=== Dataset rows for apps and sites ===

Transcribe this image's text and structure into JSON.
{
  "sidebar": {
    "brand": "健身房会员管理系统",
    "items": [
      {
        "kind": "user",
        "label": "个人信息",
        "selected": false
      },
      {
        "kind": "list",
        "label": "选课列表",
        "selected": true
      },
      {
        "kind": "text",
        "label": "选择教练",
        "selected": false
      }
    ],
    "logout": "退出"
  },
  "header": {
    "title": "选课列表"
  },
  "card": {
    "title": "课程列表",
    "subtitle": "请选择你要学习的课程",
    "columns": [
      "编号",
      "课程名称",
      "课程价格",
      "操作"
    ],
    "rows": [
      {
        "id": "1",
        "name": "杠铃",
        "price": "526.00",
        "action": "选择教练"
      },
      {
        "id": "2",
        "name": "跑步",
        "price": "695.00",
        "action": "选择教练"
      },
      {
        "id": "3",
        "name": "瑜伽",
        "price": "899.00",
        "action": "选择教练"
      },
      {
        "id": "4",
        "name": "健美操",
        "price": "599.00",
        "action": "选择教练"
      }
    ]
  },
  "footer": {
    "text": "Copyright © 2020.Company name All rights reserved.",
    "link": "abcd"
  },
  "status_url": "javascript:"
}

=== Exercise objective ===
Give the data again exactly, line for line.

=== Output of the task ===
Transcribe this image's text and structure into JSON.
{
  "sidebar": {
    "brand": "健身房会员管理系统",
    "items": [
      {
        "kind": "user",
        "label": "个人信息",
        "selected": false
      },
      {
        "kind": "list",
        "label": "选课列表",
        "selected": true
      },
      {
        "kind": "text",
        "label": "选择教练",
        "selected": false
      }
    ],
    "logout": "退出"
  },
  "header": {
    "title": "选课列表"
  },
  "card": {
    "title": "课程列表",
    "subtitle": "请选择你要学习的课程",
    "columns": [
      "编号",
      "课程名称",
      "课程价格",
      "操作"
    ],
    "rows": [
      {
        "id": "1",
        "name": "杠铃",
        "price": "526.00",
        "action": "选择教练"
      },
      {
        "id": "2",
        "name": "跑步",
        "price": "695.00",
        "action": "选择教练"
      },
      {
        "id": "3",
        "name": "瑜伽",
        "price": "899.00",
        "action": "选择教练"
      },
      {
        "id": "4",
        "name": "健美操",
        "price": "599.00",
        "action": "选择教练"
      }
    ]
  },
  "footer": {
    "text": "Copyright © 2020.Company name All rights reserved.",
    "link": "abcd"
  },
  "status_url": "javascript:"
}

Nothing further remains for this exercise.